Epilepsy is a common disorder of the brain that causes repeated seizures. It is sometimes called a seizure disorder.
A seizure is a short change in normal brain activity. Seizures are the main sign of epilepsy. A person is diagnosed with epilepsy when they have had two or more seizures.
There are many types of seizures. Some seizures can look like staring spells. Other seizures cause a person to fall, shake, and lose awareness of what’s going on around them.
A seizure can last from a few seconds to a few minutes.
Epilepsy is more common in children and older adults but can affect people of all ages.
- Epilepsy is a brain disorder that causes repeated seizures.
- Epilepsy affects about 3.4 million Americans.
- About 1 out of 10 people may have a seizure during his or her lifetime, though not all will develop epilepsy.
- There are many different kinds of epilepsy and types of seizures.
- People with epilepsy can have an active and full life.
- There are over 260 epilepsy centers in the United States. Health care providers at these centers specialize in managing epilepsy and provide expert care to both children and adults. For example, an “epileptologist” is a doctor who has advanced training and experience in epilepsy.
About 3.4 million people in the United States are under treatment for epilepsy or have had recent seizures.
Many adults with epilepsy face challenges including work limitations, difficulty finding transportation, and affording medical care. Students with epilepsy are more likely to have difficulty in school, use special education services, and are less likely to participate in sports or clubs due to activity limitations.
Self-management is all the things you do to take care of yourself. Learn tips about how to manage epilepsy from CDC.
Always wear a seat belt every time you drive or ride in a motor vehicle. Always wear a helmet and make sure your children wear helmets when: riding a bike, motorcycle, or all-terrain vehicle; or playing a contact sport such as football or ice hockey. Make living areas safer by removing tripping hazards, using non-slip mats and improving lighting throughout the home.
Receiving proper prenatal care to avoid problems during pregnancy and childbirth may lessen complications that could lead to epilepsy.
- Take steps to prevent head injuries, such as using a seatbelt in the car or wearing a helmet while riding a bicycle.
- Lower your risk of stroke and heart disease by eating well, exercising, and not smoking.

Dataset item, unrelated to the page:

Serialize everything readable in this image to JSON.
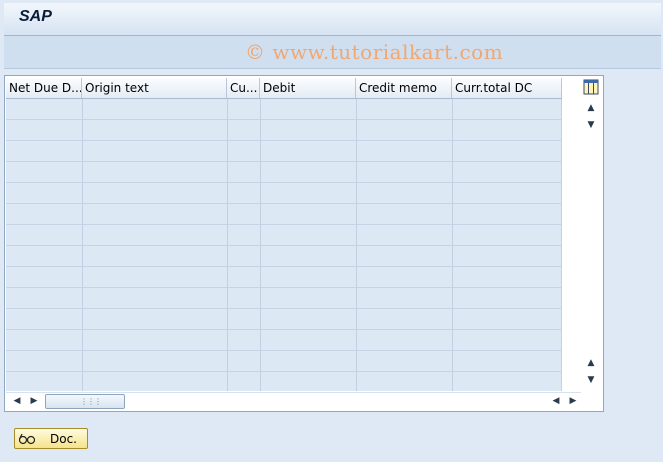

- Be up-to-date on your vaccinations. Read the CDC Recommendations for Vaccines and Immunizations.
- Wash your hands and prepare food safely to prevent infections such as cysticercosis.
- Have a healthy pregnancy. Some problems during pregnancy and childbirth may lead to epilepsy in the child. Follow a prenatal care plan with your doctor to keep you and your baby healthy.